Swap Static Signs for Flashing LED Signs

No matter how reflective the signage, some areas of traffic require more pedestrian safety precautions. These could be areas with low visibility in fog or heavy rain, where the road takes a sharp turn or in heavy foot traffic areas like school zones, parks and arenas. These accident-prone areas put your pedestrians in danger at any time of the day when drivers don’t have full visibility.

The best solution for at-risk traffic areas are upgrading to LED enhanced signs. Because of its highly visible flash, drivers are more aware of these signs, especially at night and during adverse weather conditions. Both solar- and AC-powered versions are available so that these signs continue working during power outages and around the clock. These signs can also be programmed to operate at pedestrian activation, scheduled days/times or 24/7, depending on your community needs.

Add Flash to Your Crosswalks

Crosswalks are intended to pedestrian safety spots of the road both day and night. Yet, even with the best of intentions, drivers may not see these designated foot traffic areas, putting the people in your community at risk.

Transform these pedestrian areas with FHWA-approved solar crosswalk flashing beacon technology. The high-intensity lights are pedestrian-activated, increasing the driver yield rate when and where it matters most. The self-contained system houses the battery, energy management system and solar panel as one unit, making installation hassle-free on existing signposts.

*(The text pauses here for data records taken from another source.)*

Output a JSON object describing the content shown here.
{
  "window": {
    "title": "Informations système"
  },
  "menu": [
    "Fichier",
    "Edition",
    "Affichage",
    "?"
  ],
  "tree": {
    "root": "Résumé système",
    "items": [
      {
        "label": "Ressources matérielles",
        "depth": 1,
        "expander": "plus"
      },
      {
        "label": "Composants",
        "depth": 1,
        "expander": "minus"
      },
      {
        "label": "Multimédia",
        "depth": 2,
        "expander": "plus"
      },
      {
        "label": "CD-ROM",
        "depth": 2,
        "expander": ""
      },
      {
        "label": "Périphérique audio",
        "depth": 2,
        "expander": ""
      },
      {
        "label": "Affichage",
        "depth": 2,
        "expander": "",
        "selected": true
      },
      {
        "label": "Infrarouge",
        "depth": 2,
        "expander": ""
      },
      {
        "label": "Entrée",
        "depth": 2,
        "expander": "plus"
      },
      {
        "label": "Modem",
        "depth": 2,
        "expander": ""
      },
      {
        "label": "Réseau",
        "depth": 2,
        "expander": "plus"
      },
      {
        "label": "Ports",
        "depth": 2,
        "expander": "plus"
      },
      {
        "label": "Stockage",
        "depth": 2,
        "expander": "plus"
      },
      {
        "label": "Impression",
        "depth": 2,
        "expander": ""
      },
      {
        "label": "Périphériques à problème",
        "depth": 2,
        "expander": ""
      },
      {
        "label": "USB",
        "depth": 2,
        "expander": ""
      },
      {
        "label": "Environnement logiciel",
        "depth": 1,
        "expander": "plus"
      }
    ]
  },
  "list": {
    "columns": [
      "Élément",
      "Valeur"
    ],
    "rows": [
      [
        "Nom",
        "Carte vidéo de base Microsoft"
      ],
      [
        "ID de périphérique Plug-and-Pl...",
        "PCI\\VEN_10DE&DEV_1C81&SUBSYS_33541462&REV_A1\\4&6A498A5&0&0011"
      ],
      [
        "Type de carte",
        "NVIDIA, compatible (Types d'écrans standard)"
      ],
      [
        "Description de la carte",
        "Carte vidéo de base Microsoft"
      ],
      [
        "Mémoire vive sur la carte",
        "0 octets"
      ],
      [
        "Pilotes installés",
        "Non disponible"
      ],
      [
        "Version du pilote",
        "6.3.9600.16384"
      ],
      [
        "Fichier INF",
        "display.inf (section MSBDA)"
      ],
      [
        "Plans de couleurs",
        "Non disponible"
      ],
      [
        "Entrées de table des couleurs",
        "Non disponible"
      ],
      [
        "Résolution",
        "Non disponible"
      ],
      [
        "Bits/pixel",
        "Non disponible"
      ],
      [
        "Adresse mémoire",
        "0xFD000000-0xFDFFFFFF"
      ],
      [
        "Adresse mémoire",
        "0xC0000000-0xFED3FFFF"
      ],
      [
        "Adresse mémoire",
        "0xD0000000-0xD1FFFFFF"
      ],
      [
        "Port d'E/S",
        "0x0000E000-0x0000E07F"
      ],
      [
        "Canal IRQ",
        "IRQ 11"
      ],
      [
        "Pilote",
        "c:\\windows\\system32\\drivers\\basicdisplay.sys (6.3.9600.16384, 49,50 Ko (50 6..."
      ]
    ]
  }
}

Restructure Your Roads

More extreme renovations to road design may be needed in your community to ensure pedestrian safety. Are there roads with high foot traffic that could benefit from raised crosswalks or refuge islands?

Could curb extensions and lane reductions increase the chance of safer pedestrian crossings? Consult with safety experts to decide which solution would be best to implement within your community.

Competing priorities, reduced budgets, politics—all of this can get in the way of improving your community’s pedestrian safety. These delays can lead to your roadways—and the people who cross them—more susceptible to becoming a negative statistic. Pairing pedestrian safety education with installed traffic safety measures is the best approach to preventing accidents at night within your community.